American Heritage® Dictionary of the English Language, Fifth Edition. Copyright © 2016 by Houghton Mifflin Harcourt Publishing Company. Published by Houghton Mifflin Harcourt Publishing Company. All rights reserved.


a less common word for transparent
[C17: from Medieval Latin transpicuus, from Latin transpicere to look through, from trans- + specere to look]
tranˈspicuously adv
Collins English Dictionary – Complete and Unabridged, 12th Edition 2014 © HarperCollins Publishers 1991, 1994, 1998, 2000, 2003, 2006, 2007, 2009, 2011, 2014


(trænˈspɪk yu əs)

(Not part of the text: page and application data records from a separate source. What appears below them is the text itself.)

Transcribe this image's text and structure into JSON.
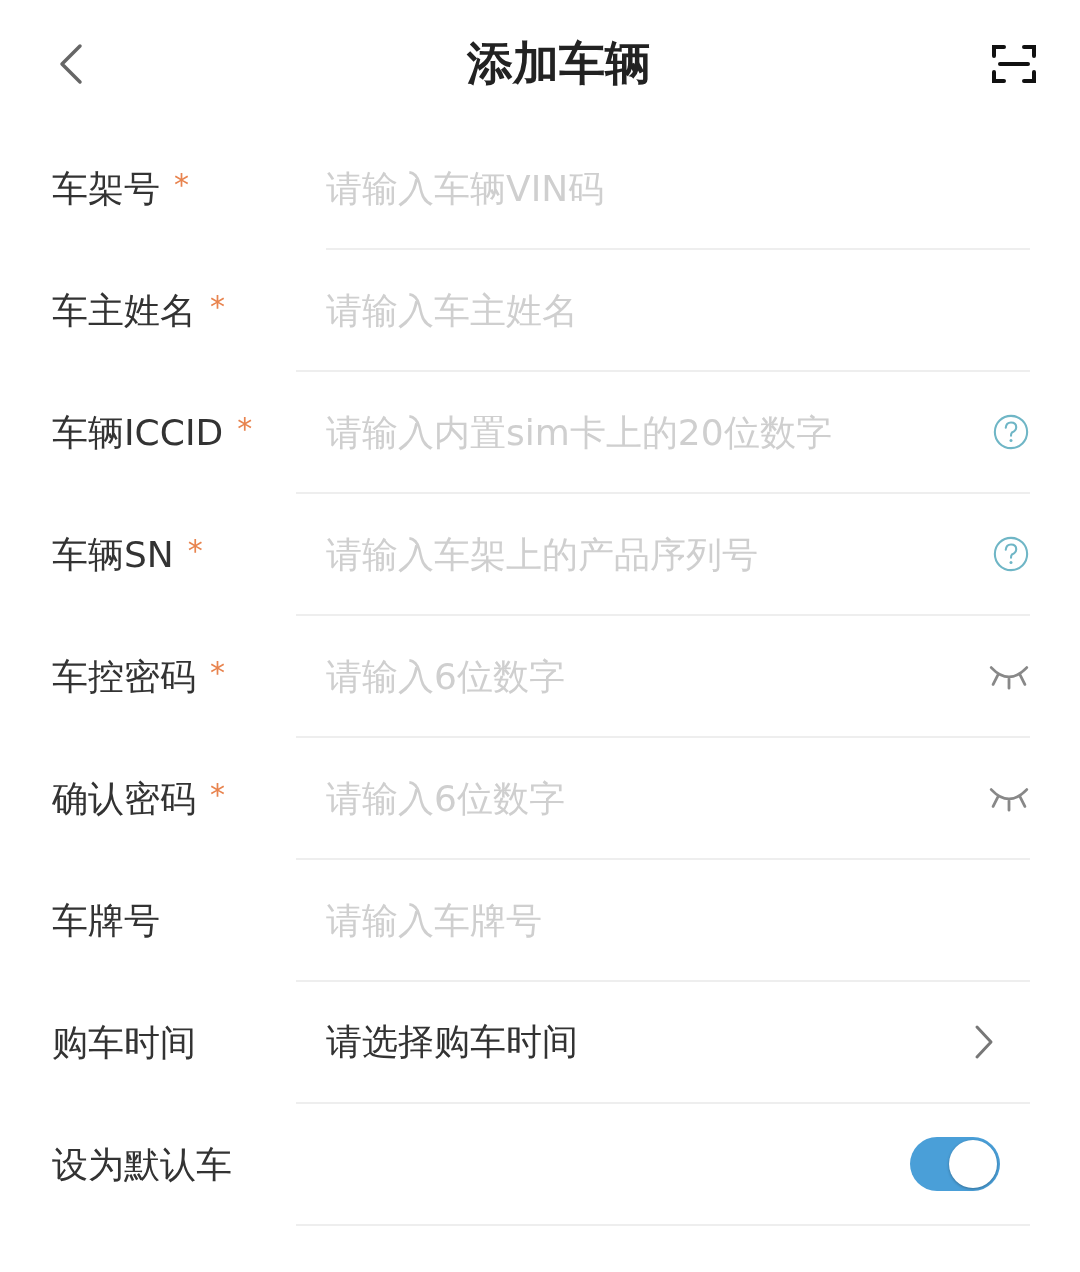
{
  "header": {
    "title": "添加车辆"
  },
  "rows": [
    {
      "kind": "input",
      "label": "车架号",
      "required_mark": "*",
      "placeholder": "请输入车辆VIN码"
    },
    {
      "kind": "input",
      "label": "车主姓名",
      "required_mark": "*",
      "placeholder": "请输入车主姓名"
    },
    {
      "kind": "help-input",
      "label": "车辆ICCID",
      "required_mark": "*",
      "placeholder": "请输入内置sim卡上的20位数字"
    },
    {
      "kind": "help-input",
      "label": "车辆SN",
      "required_mark": "*",
      "placeholder": "请输入车架上的产品序列号"
    },
    {
      "kind": "secret-input",
      "label": "车控密码",
      "required_mark": "*",
      "placeholder": "请输入6位数字"
    },
    {
      "kind": "secret-input",
      "label": "确认密码",
      "required_mark": "*",
      "placeholder": "请输入6位数字"
    },
    {
      "kind": "input",
      "label": "车牌号",
      "placeholder": "请输入车牌号"
    },
    {
      "kind": "picker",
      "label": "购车时间",
      "value": "请选择购车时间"
    },
    {
      "kind": "switch",
      "label": "设为默认车",
      "on": true
    }
  ]
}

[1630–40; < New Latin trānspicuus= Latin trāns- trans- + (per)spicuus transparent; see perspicuous]
tran•spic′u•ous•ly, adv.
Random House Kernerman Webster's College Dictionary, © 2010 K Dictionaries Ltd. Copyright 2005, 1997, 1991 by Random House, Inc. All rights reserved.


- Describing something easily seen through or understood.
See also related terms for understood.
Farlex Trivia Dictionary. © 2012 Farlex, Inc. All rights reserved.
References in classic literature ?
What if that light Sent from her through the wide transpicuous aire, To the terrestrial Moon be as a Starr Enlightning her by Day, as she by Night This Earth?
In these scenes the forestage becomes a neutral, unlocalised part of the house, a "transpicuous hall" to use Southern's term ("Theatres and Scenery" 93).
The words of the poet are "transpicuous"; they will serve to take us beyond sight and glow themselves as distant, undiscovered suns.
To encounter these relationships in the universe turned transpicuous is to feel wonder over labyrinthine imbrications of opaque gloom and pristine lucidity, laws and ghosts.
Walking over slush--water spangled with stars of ice--Emerson experiences himself as a crystal, a transpicuous lens through which boundless forces oscillate.
McKinnell's essay provides another useful concept as he suggests that the most successful wagons are, like the ommegang wagons of Leuven, 'transpicuous' or open so that the action can be seen equally well from each side.
These wagons are usually designed either as street architecture, three-dimensional and intended to look impressive from all four sides, or as an open space; (11) even at their most architectural, they are usually transpicuous (ie, the structure is open, supported on pillars so that the actors can be seen almost equally well from all sides).
The Joculatores Lancastrienses production of The Resurrection played off the front of the wagon with the majority of its audience in front of it along Stonegate, but some edging round to the stage right side, towards and into Little Stonegate; (24) because the set was transpicuous, this worked well, though that part of the audience must have had a restricted view of the soldiers when they were at ground level.
(25) Since this tower-like pageant had to accommodate a barred limbo and an enclosed hell, it could not be transpicuous; most of its action was played on an open downstage area or at the front of limbo, where the actors could be seen from three sides.
This suggests the possibility (though it falls far short of proof) that the York plays may have been played either all round (when the set was open or completely transpicuous) or off the rear of the wagon (when it was not).
It would seem that the 'hilltop' pageants particularly--Mount Moriah, the mount of the Transfiguration, Gethsemane, Calvary--benefit from an absence of wagon superstructure, background curtaining, etc, allowing for more viewing points and creating a 'rounder' playing style, and this in accord with recent trends in mystery play reconstruction involving end-on orientation and 'transpicuous' sets.
In most cases the most effective wagons were those that were 'transpicuous', to use McKinnell's word, or open so that the actors could be seen equally well from all sides.